No matter what type of calathea you have, this one fact rings true: all calatheas love humidity. The amount of humidity varies from species to species, but if you have at least 40 percent humidity where your calathea is, it should be happy.
If you still notice that its leaves are a bit dull and dry, you can use a standard humidifier or a tray of pebbles and water nearby the plants so that they can grow stronger, more leathery leaves. If calatheas stay dry for too long, they become crispy and drop their leaves.
Troubleshooting Calathea Plants
It’s not uncommon for a calathea to be picky about some aspect of its existence in your space. This challenge is part of what makes calatheas so special, but it can also be a burden. Some calatheas simply can’t be happy without the bare necessities, and its bare necessities can be pretty strict.
A very common sign of a watering problem, yellowing leaves are there to tell you that in some way, there’s an issue with the way you water or the water you use. The first thing to check for is water quality.
Some calatheas, like Calathea roseopicta, can be extremely picky about the type of water it gets. Water that’s too heavy to mineral content can kill a calathea in weeks, so be sure to use only filtered or distilled water if you have gnarly tap water.
Another common problem is over or under-watering, though underwatering is more prone to crispy leaves than yellow ones. Overwatering will cause root rot, which in turn changes the leaf color to yellow and eventually, brown.

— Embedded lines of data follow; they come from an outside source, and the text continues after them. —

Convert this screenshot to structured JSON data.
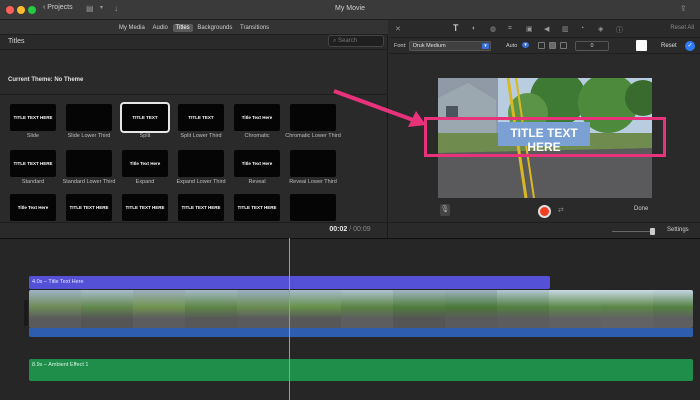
{
  "titlebar": {
    "back_label": "Projects",
    "title": "My Movie",
    "icons": [
      "clip-adjust-icon",
      "download-icon",
      "share-icon"
    ]
  },
  "browser": {
    "tabs": [
      {
        "label": "My Media",
        "active": false
      },
      {
        "label": "Audio",
        "active": false
      },
      {
        "label": "Titles",
        "active": true
      },
      {
        "label": "Backgrounds",
        "active": false
      },
      {
        "label": "Transitions",
        "active": false
      }
    ],
    "section_title": "Titles",
    "search_placeholder": "Search",
    "theme_label": "Current Theme: No Theme",
    "tiles": [
      {
        "label": "Slide",
        "preview": "TITLE TEXT HERE",
        "selected": false
      },
      {
        "label": "Slide Lower Third",
        "preview": "",
        "selected": false
      },
      {
        "label": "Split",
        "preview": "TITLE TEXT",
        "selected": true
      },
      {
        "label": "Split Lower Third",
        "preview": "TITLE TEXT",
        "selected": false
      },
      {
        "label": "Chromatic",
        "preview": "Title Text Here",
        "selected": false
      },
      {
        "label": "Chromatic Lower Third",
        "preview": "",
        "selected": false
      },
      {
        "label": "Standard",
        "preview": "TITLE TEXT HERE",
        "selected": false
      },
      {
        "label": "Standard Lower Third",
        "preview": "",
        "selected": false
      },
      {
        "label": "Expand",
        "preview": "Title Text Here",
        "selected": false
      },
      {
        "label": "Expand Lower Third",
        "preview": "",
        "selected": false
      },
      {
        "label": "Reveal",
        "preview": "Title Text Here",
        "selected": false
      },
      {
        "label": "Reveal Lower Third",
        "preview": "",
        "selected": false
      },
      {
        "label": "",
        "preview": "Title Text Here",
        "selected": false
      },
      {
        "label": "",
        "preview": "TITLE TEXT HERE",
        "selected": false
      },
      {
        "label": "",
        "preview": "TITLE TEXT HERE",
        "selected": false
      },
      {
        "label": "",
        "preview": "TITLE TEXT HERE",
        "selected": false
      },
      {
        "label": "",
        "preview": "TITLE TEXT HERE",
        "selected": false
      },
      {
        "label": "",
        "preview": "",
        "selected": false
      }
    ]
  },
  "inspector": {
    "reset_all": "Reset All",
    "font_label": "Font:",
    "font_value": "Druk Medium",
    "auto_label": "Auto",
    "size_value": "0",
    "reset_label": "Reset",
    "confirm_icon": "checkmark-icon",
    "accent_color": "#2f7cf6"
  },
  "viewer": {
    "overlay_title": "TITLE TEXT HERE",
    "done_label": "Done",
    "highlight_color": "#e8337a"
  },
  "transport": {
    "current_time": "00:02",
    "separator": "/",
    "total_time": "00:09",
    "settings_label": "Settings"
  },
  "timeline": {
    "title_clip_label": "4.0s – Title Text Here",
    "audio_clip_label": "8.9s – Ambient Effect 1",
    "title_clip_color": "#5451d6",
    "audio_clip_color": "#1e8e4a"
  }
}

To avoid seeing more of these foreboding shades on your calathea, try letting it dry out for an extra day or two before watering again. Watering needs change throughout the seasons, so look for increased or decreased water use as the seasons fluctuate.
Browning leaf tips

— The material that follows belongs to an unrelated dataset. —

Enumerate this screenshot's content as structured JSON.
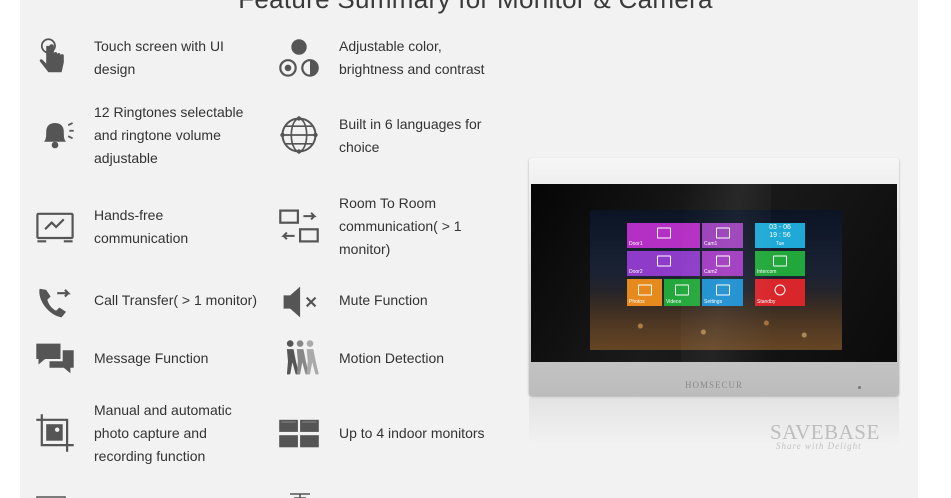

Another very commonly reported calathea issue is browning leaf tips. Again, this is usually about water, but not just watering; it can also be a humidity issue. Aside from water, browning leaf tips could be caused by light. There are just a couple things to note when diagnosing browning leaf tips.
The first, and arguably the most frequent cause of browning leaf tips on calathea is sunlight exposure. Too much sun will inevitably fry leaves; the photo of the roseopicta above is a great example of a calathea that gets about two hours too much sunlight per day.
To remedy this issue, move your plant further away from its primary light source. If there are very bright artificial lights, like LEDs, in the room, the plant could be getting an excess of that on top of the natural sunlight it may get from a nearby window.
The next possibility is always a lack of moisture. Whether it be an underwatering issue or humidity issue, both can be solved: try to set reminders for yourself to water more frequently during the growing season, and water less during the darker, colder months.
If your watering schedule seems to be in good shape, then your issue is most likely humidity. Calathea plants, being native to very humid regions of Central and South America, need a lot of humidity from the air.
To provide humidity, set up a tray underneath your calathea full of pebbles with a nice, even layer so that your plant can sit on top without tipping. Fill the tray to the top with water, just enough to reach the top of the pebbles, but not so much that it could spill over.
Alternatively, plant humidifiers can be found both online and in most big box stores. They’re incredibly easy to use, and will help make all your plants feel more at home. For this to be effective, use it within five feet of the calathea in question.